== Data records ==
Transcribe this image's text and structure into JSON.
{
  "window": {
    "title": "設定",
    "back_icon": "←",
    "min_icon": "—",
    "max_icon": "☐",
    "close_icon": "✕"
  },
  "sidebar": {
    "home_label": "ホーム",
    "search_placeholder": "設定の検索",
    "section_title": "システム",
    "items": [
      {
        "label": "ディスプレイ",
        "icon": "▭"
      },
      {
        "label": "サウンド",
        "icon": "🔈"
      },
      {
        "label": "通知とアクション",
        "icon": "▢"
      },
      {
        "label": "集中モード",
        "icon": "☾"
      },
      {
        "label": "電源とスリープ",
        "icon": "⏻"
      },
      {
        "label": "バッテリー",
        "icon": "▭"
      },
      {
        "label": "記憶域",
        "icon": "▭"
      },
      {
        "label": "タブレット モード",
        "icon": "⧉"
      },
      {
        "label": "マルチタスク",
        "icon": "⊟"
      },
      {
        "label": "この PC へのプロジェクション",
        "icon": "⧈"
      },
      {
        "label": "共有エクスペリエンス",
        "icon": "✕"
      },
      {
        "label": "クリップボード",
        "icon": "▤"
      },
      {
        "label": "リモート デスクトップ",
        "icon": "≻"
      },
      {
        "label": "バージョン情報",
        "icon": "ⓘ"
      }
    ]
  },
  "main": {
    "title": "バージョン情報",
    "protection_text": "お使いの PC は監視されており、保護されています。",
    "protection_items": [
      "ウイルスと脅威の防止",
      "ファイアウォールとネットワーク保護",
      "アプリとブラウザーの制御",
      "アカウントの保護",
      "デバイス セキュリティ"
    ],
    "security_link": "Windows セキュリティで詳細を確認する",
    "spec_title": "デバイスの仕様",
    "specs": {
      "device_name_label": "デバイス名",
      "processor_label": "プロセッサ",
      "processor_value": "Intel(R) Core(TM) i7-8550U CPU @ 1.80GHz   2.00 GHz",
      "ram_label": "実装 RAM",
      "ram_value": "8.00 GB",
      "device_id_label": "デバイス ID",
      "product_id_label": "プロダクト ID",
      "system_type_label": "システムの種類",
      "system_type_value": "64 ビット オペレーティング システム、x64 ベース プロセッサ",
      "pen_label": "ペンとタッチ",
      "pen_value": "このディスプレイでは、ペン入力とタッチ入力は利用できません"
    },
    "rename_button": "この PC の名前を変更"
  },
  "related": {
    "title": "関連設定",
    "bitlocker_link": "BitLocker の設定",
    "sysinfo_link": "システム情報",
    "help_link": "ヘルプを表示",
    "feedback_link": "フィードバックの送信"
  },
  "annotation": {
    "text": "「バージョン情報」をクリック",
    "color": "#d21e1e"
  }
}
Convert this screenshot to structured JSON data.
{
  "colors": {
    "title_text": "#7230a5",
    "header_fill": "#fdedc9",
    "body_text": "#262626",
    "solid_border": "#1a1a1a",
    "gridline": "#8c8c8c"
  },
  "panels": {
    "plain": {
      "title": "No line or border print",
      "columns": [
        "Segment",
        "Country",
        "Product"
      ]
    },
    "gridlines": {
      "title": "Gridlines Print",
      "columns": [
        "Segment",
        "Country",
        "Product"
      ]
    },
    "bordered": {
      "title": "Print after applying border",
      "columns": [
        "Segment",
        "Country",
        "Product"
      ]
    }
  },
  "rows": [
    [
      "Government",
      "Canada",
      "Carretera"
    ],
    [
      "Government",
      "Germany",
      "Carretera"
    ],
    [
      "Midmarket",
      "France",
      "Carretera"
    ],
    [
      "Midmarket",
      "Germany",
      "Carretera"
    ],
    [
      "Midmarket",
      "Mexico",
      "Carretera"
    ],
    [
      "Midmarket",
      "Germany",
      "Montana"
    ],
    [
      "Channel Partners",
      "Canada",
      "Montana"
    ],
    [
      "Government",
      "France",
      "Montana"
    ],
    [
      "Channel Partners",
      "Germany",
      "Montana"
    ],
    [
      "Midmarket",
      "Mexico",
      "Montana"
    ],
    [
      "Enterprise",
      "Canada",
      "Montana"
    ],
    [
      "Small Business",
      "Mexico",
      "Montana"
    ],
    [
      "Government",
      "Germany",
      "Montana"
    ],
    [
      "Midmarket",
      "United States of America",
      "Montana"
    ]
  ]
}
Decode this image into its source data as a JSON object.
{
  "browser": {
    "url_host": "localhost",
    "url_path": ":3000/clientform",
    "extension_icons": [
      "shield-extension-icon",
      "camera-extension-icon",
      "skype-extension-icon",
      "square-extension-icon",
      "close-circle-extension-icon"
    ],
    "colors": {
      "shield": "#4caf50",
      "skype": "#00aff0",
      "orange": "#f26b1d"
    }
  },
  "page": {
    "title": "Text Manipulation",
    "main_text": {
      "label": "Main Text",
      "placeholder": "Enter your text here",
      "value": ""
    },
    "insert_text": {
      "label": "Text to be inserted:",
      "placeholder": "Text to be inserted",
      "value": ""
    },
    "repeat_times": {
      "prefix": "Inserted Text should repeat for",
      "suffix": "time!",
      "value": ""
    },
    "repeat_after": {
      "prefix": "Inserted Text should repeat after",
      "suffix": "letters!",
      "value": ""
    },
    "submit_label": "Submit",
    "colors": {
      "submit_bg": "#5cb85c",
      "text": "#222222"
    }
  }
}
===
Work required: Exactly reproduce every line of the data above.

Written response:
Transcribe this image's text and structure into JSON.
{
  "window": {
    "title": "設定",
    "back_icon": "←",
    "min_icon": "—",
    "max_icon": "☐",
    "close_icon": "✕"
  },
  "sidebar": {
    "home_label": "ホーム",
    "search_placeholder": "設定の検索",
    "section_title": "システム",
    "items": [
      {
        "label": "ディスプレイ",
        "icon": "▭"
      },
      {
        "label": "サウンド",
        "icon": "🔈"
      },
      {
        "label": "通知とアクション",
        "icon": "▢"
      },
      {
        "label": "集中モード",
        "icon": "☾"
      },
      {
        "label": "電源とスリープ",
        "icon": "⏻"
      },
      {
        "label": "バッテリー",
        "icon": "▭"
      },
      {
        "label": "記憶域",
        "icon": "▭"
      },
      {
        "label": "タブレット モード",
        "icon": "⧉"
      },
      {
        "label": "マルチタスク",
        "icon": "⊟"
      },
      {
        "label": "この PC へのプロジェクション",
        "icon": "⧈"
      },
      {
        "label": "共有エクスペリエンス",
        "icon": "✕"
      },
      {
        "label": "クリップボード",
        "icon": "▤"
      },
      {
        "label": "リモート デスクトップ",
        "icon": "≻"
      },
      {
        "label": "バージョン情報",
        "icon": "ⓘ"
      }
    ]
  },
  "main": {
    "title": "バージョン情報",
    "protection_text": "お使いの PC は監視されており、保護されています。",
    "protection_items": [
      "ウイルスと脅威の防止",
      "ファイアウォールとネットワーク保護",
      "アプリとブラウザーの制御",
      "アカウントの保護",
      "デバイス セキュリティ"
    ],
    "security_link": "Windows セキュリティで詳細を確認する",
    "spec_title": "デバイスの仕様",
    "specs": {
      "device_name_label": "デバイス名",
      "processor_label": "プロセッサ",
      "processor_value": "Intel(R) Core(TM) i7-8550U CPU @ 1.80GHz   2.00 GHz",
      "ram_label": "実装 RAM",
      "ram_value": "8.00 GB",
      "device_id_label": "デバイス ID",
      "product_id_label": "プロダクト ID",
      "system_type_label": "システムの種類",
      "system_type_value": "64 ビット オペレーティング システム、x64 ベース プロセッサ",
      "pen_label": "ペンとタッチ",
      "pen_value": "このディスプレイでは、ペン入力とタッチ入力は利用できません"
    },
    "rename_button": "この PC の名前を変更"
  },
  "related": {
    "title": "関連設定",
    "bitlocker_link": "BitLocker の設定",
    "sysinfo_link": "システム情報",
    "help_link": "ヘルプを表示",
    "feedback_link": "フィードバックの送信"
  },
  "annotation": {
    "text": "「バージョン情報」をクリック",
    "color": "#d21e1e"
  }
}
Convert this screenshot to structured JSON data.
{
  "colors": {
    "title_text": "#7230a5",
    "header_fill": "#fdedc9",
    "body_text": "#262626",
    "solid_border": "#1a1a1a",
    "gridline": "#8c8c8c"
  },
  "panels": {
    "plain": {
      "title": "No line or border print",
      "columns": [
        "Segment",
        "Country",
        "Product"
      ]
    },
    "gridlines": {
      "title": "Gridlines Print",
      "columns": [
        "Segment",
        "Country",
        "Product"
      ]
    },
    "bordered": {
      "title": "Print after applying border",
      "columns": [
        "Segment",
        "Country",
        "Product"
      ]
    }
  },
  "rows": [
    [
      "Government",
      "Canada",
      "Carretera"
    ],
    [
      "Government",
      "Germany",
      "Carretera"
    ],
    [
      "Midmarket",
      "France",
      "Carretera"
    ],
    [
      "Midmarket",
      "Germany",
      "Carretera"
    ],
    [
      "Midmarket",
      "Mexico",
      "Carretera"
    ],
    [
      "Midmarket",
      "Germany",
      "Montana"
    ],
    [
      "Channel Partners",
      "Canada",
      "Montana"
    ],
    [
      "Government",
      "France",
      "Montana"
    ],
    [
      "Channel Partners",
      "Germany",
      "Montana"
    ],
    [
      "Midmarket",
      "Mexico",
      "Montana"
    ],
    [
      "Enterprise",
      "Canada",
      "Montana"
    ],
    [
      "Small Business",
      "Mexico",
      "Montana"
    ],
    [
      "Government",
      "Germany",
      "Montana"
    ],
    [
      "Midmarket",
      "United States of America",
      "Montana"
    ]
  ]
}
Decode this image into its source data as a JSON object.
{
  "browser": {
    "url_host": "localhost",
    "url_path": ":3000/clientform",
    "extension_icons": [
      "shield-extension-icon",
      "camera-extension-icon",
      "skype-extension-icon",
      "square-extension-icon",
      "close-circle-extension-icon"
    ],
    "colors": {
      "shield": "#4caf50",
      "skype": "#00aff0",
      "orange": "#f26b1d"
    }
  },
  "page": {
    "title": "Text Manipulation",
    "main_text": {
      "label": "Main Text",
      "placeholder": "Enter your text here",
      "value": ""
    },
    "insert_text": {
      "label": "Text to be inserted:",
      "placeholder": "Text to be inserted",
      "value": ""
    },
    "repeat_times": {
      "prefix": "Inserted Text should repeat for",
      "suffix": "time!",
      "value": ""
    },
    "repeat_after": {
      "prefix": "Inserted Text should repeat after",
      "suffix": "letters!",
      "value": ""
    },
    "submit_label": "Submit",
    "colors": {
      "submit_bg": "#5cb85c",
      "text": "#222222"
    }
  }
}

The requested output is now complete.